Dataset excerpts:
=== Begin Enclosure ===

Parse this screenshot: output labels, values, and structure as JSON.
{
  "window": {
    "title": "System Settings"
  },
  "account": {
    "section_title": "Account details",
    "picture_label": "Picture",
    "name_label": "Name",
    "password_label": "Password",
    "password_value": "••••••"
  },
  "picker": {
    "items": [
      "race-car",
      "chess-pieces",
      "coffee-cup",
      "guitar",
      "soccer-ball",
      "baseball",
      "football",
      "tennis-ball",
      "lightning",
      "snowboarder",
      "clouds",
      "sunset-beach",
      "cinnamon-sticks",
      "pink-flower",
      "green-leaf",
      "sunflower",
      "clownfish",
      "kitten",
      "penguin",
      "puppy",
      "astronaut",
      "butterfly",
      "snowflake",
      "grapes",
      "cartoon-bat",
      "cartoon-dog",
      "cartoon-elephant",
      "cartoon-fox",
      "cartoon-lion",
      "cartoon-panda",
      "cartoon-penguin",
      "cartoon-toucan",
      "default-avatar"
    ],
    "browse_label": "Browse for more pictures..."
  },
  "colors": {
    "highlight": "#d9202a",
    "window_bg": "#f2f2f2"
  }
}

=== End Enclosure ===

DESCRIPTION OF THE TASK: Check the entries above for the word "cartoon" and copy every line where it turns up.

RESPONSE AREA:
      "cartoon-bat",
      "cartoon-dog",
      "cartoon-elephant",
      "cartoon-fox",
      "cartoon-lion",
      "cartoon-panda",
      "cartoon-penguin",
      "cartoon-toucan",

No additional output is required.